Cambodian students

By Jessica Wheelock, Oxfam Community Campaigner, Qld

We all deserve a fair go, right? Whoever we are, wherever we live?

And by its very nature, a ‘fair go’ is universal. It has to be if it’s going to be fair.

This means a fair go in accessing things like education, healthcare, employment, food, water, and a broad range of human rights including gender equality.

Right now, around the world, Australian aid is helping providing this access. It’s helping make the world a fairer place.

In partnership with local communities, through Australian aid we are supporting mothers through childbirth, giving access to clean water and both preventing and curing disease.

In my community, more and more people are talking about how proud they are of the difference Australian aid makes, and of our potential to create a fairer world.

But at the same time, we are witnessing the largest ever cuts to our aid budget.

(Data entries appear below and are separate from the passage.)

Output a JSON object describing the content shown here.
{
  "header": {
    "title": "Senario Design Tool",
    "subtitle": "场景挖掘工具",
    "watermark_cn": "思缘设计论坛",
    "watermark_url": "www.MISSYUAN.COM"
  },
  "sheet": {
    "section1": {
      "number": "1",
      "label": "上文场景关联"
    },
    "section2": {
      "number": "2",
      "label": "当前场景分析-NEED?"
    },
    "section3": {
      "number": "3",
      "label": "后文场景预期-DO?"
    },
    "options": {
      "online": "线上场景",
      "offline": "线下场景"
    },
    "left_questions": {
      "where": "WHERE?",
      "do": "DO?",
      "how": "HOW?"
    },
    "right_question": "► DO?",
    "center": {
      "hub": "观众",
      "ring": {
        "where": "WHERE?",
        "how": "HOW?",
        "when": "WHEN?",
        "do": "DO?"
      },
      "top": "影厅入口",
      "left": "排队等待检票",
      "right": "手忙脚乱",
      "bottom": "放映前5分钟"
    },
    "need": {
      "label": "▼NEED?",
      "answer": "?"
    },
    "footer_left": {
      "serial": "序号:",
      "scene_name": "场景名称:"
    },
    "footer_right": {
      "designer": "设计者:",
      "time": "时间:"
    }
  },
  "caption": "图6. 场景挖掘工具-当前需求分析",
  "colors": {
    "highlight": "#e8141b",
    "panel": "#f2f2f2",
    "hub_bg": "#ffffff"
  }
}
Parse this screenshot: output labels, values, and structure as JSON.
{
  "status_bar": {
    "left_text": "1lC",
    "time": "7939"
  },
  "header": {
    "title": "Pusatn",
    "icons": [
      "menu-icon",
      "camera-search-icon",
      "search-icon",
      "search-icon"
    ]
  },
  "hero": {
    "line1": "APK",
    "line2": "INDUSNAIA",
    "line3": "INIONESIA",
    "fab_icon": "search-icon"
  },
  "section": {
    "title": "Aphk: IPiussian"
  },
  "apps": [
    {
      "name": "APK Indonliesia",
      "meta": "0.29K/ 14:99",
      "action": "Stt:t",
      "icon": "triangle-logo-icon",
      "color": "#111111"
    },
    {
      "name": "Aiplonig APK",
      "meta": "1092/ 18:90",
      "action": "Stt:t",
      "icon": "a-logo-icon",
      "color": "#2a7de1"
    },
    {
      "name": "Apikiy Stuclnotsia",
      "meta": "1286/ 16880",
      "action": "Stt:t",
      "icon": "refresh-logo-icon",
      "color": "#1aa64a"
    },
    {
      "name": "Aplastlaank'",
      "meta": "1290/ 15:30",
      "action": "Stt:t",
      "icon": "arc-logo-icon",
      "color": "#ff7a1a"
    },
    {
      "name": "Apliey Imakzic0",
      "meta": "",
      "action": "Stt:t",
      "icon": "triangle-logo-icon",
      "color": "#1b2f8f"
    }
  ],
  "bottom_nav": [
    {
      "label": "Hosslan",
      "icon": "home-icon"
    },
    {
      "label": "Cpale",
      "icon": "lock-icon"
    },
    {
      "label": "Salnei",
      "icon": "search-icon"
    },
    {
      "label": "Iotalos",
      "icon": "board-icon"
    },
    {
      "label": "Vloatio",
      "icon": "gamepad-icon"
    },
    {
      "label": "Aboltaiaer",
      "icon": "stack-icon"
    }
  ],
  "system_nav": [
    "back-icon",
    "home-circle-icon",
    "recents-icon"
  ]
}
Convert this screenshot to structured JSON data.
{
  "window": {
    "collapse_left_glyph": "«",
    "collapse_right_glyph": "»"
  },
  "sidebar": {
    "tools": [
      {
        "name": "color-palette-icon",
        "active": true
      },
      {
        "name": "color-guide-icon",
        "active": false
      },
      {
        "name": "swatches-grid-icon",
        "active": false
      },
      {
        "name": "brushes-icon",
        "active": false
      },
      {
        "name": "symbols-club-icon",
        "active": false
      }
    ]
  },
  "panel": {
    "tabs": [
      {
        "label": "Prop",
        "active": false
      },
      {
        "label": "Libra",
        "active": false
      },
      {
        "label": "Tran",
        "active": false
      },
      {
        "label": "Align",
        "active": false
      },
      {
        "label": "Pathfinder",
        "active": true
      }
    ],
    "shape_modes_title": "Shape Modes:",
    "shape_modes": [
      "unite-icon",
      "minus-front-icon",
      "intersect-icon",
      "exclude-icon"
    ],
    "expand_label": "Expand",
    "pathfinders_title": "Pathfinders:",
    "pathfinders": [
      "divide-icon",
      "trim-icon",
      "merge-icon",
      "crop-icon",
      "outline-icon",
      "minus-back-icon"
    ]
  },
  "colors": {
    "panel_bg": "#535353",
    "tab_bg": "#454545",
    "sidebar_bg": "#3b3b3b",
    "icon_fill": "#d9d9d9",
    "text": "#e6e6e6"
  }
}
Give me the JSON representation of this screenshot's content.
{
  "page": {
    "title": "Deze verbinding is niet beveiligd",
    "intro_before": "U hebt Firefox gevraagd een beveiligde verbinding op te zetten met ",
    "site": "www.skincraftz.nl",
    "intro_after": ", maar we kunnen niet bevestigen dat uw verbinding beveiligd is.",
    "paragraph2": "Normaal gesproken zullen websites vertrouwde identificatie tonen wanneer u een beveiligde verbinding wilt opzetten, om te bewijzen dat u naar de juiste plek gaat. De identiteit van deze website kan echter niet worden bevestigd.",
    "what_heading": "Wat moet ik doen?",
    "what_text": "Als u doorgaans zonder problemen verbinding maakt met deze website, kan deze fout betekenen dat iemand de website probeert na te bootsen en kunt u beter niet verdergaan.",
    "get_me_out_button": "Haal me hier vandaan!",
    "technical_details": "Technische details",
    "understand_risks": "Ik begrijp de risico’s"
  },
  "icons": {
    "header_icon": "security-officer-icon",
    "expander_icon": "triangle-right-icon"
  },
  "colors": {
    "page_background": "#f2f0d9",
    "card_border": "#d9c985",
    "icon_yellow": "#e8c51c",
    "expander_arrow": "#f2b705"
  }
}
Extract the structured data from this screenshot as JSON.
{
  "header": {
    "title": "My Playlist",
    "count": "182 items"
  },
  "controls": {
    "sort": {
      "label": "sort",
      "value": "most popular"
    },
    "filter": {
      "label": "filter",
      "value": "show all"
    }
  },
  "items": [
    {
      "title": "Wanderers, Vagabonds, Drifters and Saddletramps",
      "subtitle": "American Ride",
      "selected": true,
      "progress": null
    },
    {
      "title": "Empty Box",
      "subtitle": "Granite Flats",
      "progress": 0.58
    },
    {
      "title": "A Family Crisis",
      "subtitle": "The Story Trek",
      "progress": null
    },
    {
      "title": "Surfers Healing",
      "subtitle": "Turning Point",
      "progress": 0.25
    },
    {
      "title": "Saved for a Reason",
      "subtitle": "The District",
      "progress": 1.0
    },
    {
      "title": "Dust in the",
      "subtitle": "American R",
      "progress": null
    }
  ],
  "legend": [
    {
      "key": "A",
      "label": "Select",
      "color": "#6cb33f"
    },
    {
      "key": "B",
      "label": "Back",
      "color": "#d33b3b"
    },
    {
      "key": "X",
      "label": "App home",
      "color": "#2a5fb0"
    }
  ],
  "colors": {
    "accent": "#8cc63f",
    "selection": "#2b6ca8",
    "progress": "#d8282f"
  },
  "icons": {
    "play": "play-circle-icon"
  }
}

These cuts mean our contribution to ending poverty could soon be at its lowest ever level.

Last month, we held a competition to find out how important secondary students thought Australian aid is in building a fairer global community. The response was incredible; and on the awards night kids took the stage to recite, rhyme and remark their thoughts.

“The new Einstein could call Cambodia home and we wouldn’t even know it; but Australian aid does,” said Tarni from Chisholm Catholic College.

Anisa from Runcorn State High School rhymed that “If we ever want to change this world, there can only be one conclusion. Increasing Australian aid has to be our solution!”

Aaliyah from St John’s Catholic College knows that “contributing just a little bit more would make such a huge difference.”

In recent years, the Australian Government hasn’t appeared to share these views. But with our new Prime Minister comes renewed hope.

I wonder what Malcolm Turnbull would have to say if he was on stage with Tarni, Aaliyah and Anisa?

I know what I’d like him to say.

He would celebrate the great things Australian aid has and will increasingly achieve. He would make the case for repairing our aid budget, not cutting it further. And he would set a vision for a future free from poverty.

Please join me in asking the Prime Minister to do just that. As Sophia from St John’s Anglican College says: “We must be heard. We can no longer let it be. So spread the word!”